Not all disturbances cause a loss of fertility. Disturbances typically include events that cause a loss of biomass (plant and animal tissues, or merely some organic matter). However, disturbances can also involve the displacement of biomass across the landscape. When biomass floats downstream, the areas where that biomass is deposited can become more fertile than they were before the disturbance. Ocean currents, tides and storm surges, and the seasonal turnover of lake waters also redistribute biomass and nutrients. Many civilizations have depended on such redistribution of nutrients. River floodplains have supported mighty cultures in Egypt along the Nile and in western Asia along the Tigris and Euphrates and still periodically fertilize many agricultural hotspots with organic and mineral-rich sediments. Coastal cultures have long depended on the bountiful products of cold, upwelling ocean currents that bring nutrient-rich waters to coastlines such as Peru and Norway.
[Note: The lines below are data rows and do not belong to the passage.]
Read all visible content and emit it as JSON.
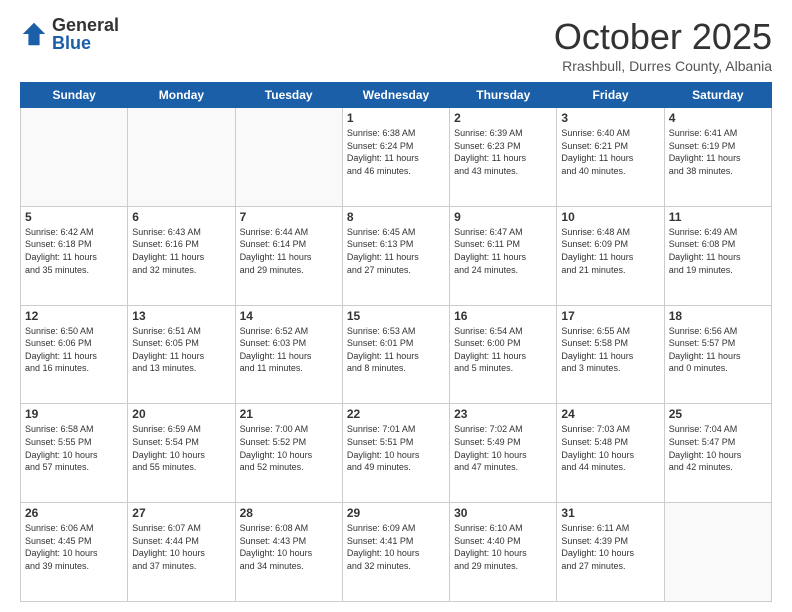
{
  "logo": {
    "general": "General",
    "blue": "Blue"
  },
  "header": {
    "month": "October 2025",
    "location": "Rrashbull, Durres County, Albania"
  },
  "days_of_week": [
    "Sunday",
    "Monday",
    "Tuesday",
    "Wednesday",
    "Thursday",
    "Friday",
    "Saturday"
  ],
  "weeks": [
    [
      {
        "day": "",
        "info": ""
      },
      {
        "day": "",
        "info": ""
      },
      {
        "day": "",
        "info": ""
      },
      {
        "day": "1",
        "info": "Sunrise: 6:38 AM\nSunset: 6:24 PM\nDaylight: 11 hours\nand 46 minutes."
      },
      {
        "day": "2",
        "info": "Sunrise: 6:39 AM\nSunset: 6:23 PM\nDaylight: 11 hours\nand 43 minutes."
      },
      {
        "day": "3",
        "info": "Sunrise: 6:40 AM\nSunset: 6:21 PM\nDaylight: 11 hours\nand 40 minutes."
      },
      {
        "day": "4",
        "info": "Sunrise: 6:41 AM\nSunset: 6:19 PM\nDaylight: 11 hours\nand 38 minutes."
      }
    ],
    [
      {
        "day": "5",
        "info": "Sunrise: 6:42 AM\nSunset: 6:18 PM\nDaylight: 11 hours\nand 35 minutes."
      },
      {
        "day": "6",
        "info": "Sunrise: 6:43 AM\nSunset: 6:16 PM\nDaylight: 11 hours\nand 32 minutes."
      },
      {
        "day": "7",
        "info": "Sunrise: 6:44 AM\nSunset: 6:14 PM\nDaylight: 11 hours\nand 29 minutes."
      },
      {
        "day": "8",
        "info": "Sunrise: 6:45 AM\nSunset: 6:13 PM\nDaylight: 11 hours\nand 27 minutes."
      },
      {
        "day": "9",
        "info": "Sunrise: 6:47 AM\nSunset: 6:11 PM\nDaylight: 11 hours\nand 24 minutes."
      },
      {
        "day": "10",
        "info": "Sunrise: 6:48 AM\nSunset: 6:09 PM\nDaylight: 11 hours\nand 21 minutes."
      },
      {
        "day": "11",
        "info": "Sunrise: 6:49 AM\nSunset: 6:08 PM\nDaylight: 11 hours\nand 19 minutes."
      }
    ],
    [
      {
        "day": "12",
        "info": "Sunrise: 6:50 AM\nSunset: 6:06 PM\nDaylight: 11 hours\nand 16 minutes."
      },
      {
        "day": "13",
        "info": "Sunrise: 6:51 AM\nSunset: 6:05 PM\nDaylight: 11 hours\nand 13 minutes."
      },
      {
        "day": "14",
        "info": "Sunrise: 6:52 AM\nSunset: 6:03 PM\nDaylight: 11 hours\nand 11 minutes."
      },
      {
        "day": "15",
        "info": "Sunrise: 6:53 AM\nSunset: 6:01 PM\nDaylight: 11 hours\nand 8 minutes."
      },
      {
        "day": "16",
        "info": "Sunrise: 6:54 AM\nSunset: 6:00 PM\nDaylight: 11 hours\nand 5 minutes."
      },
      {
        "day": "17",
        "info": "Sunrise: 6:55 AM\nSunset: 5:58 PM\nDaylight: 11 hours\nand 3 minutes."
      },
      {
        "day": "18",
        "info": "Sunrise: 6:56 AM\nSunset: 5:57 PM\nDaylight: 11 hours\nand 0 minutes."
      }
    ],
    [
      {
        "day": "19",
        "info": "Sunrise: 6:58 AM\nSunset: 5:55 PM\nDaylight: 10 hours\nand 57 minutes."
      },
      {
        "day": "20",
        "info": "Sunrise: 6:59 AM\nSunset: 5:54 PM\nDaylight: 10 hours\nand 55 minutes."
      },
      {
        "day": "21",
        "info": "Sunrise: 7:00 AM\nSunset: 5:52 PM\nDaylight: 10 hours\nand 52 minutes."
      },
      {
        "day": "22",
        "info": "Sunrise: 7:01 AM\nSunset: 5:51 PM\nDaylight: 10 hours\nand 49 minutes."
      },
      {
        "day": "23",
        "info": "Sunrise: 7:02 AM\nSunset: 5:49 PM\nDaylight: 10 hours\nand 47 minutes."
      },
      {
        "day": "24",
        "info": "Sunrise: 7:03 AM\nSunset: 5:48 PM\nDaylight: 10 hours\nand 44 minutes."
      },
      {
        "day": "25",
        "info": "Sunrise: 7:04 AM\nSunset: 5:47 PM\nDaylight: 10 hours\nand 42 minutes."
      }
    ],
    [
      {
        "day": "26",
        "info": "Sunrise: 6:06 AM\nSunset: 4:45 PM\nDaylight: 10 hours\nand 39 minutes."
      },
      {
        "day": "27",
        "info": "Sunrise: 6:07 AM\nSunset: 4:44 PM\nDaylight: 10 hours\nand 37 minutes."
      },
      {
        "day": "28",
        "info": "Sunrise: 6:08 AM\nSunset: 4:43 PM\nDaylight: 10 hours\nand 34 minutes."
      },
      {
        "day": "29",
        "info": "Sunrise: 6:09 AM\nSunset: 4:41 PM\nDaylight: 10 hours\nand 32 minutes."
      },
      {
        "day": "30",
        "info": "Sunrise: 6:10 AM\nSunset: 4:40 PM\nDaylight: 10 hours\nand 29 minutes."
      },
      {
        "day": "31",
        "info": "Sunrise: 6:11 AM\nSunset: 4:39 PM\nDaylight: 10 hours\nand 27 minutes."
      },
      {
        "day": "",
        "info": ""
      }
    ]
  ]
}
This chapter explores how humans interact with fertile, unstable habitats after sudden or chronic disasters. These habitats include unstable slopes that result in landslides, river floodplains, lakeshores and estuaries. Landslides may be hard to farm and build on, but the burgeoning human population and increasingly sophisticated building technology have led to intensive human activities, both urban and agricultural, in these habitats. It is appreciated that living on a floodplain carries dangers, but floodplains are among the most fertile agricultural sites. Thus, while humans would prefer to live on stable sites that do not flood, they often rely on floods to deposit nutrients on their fields.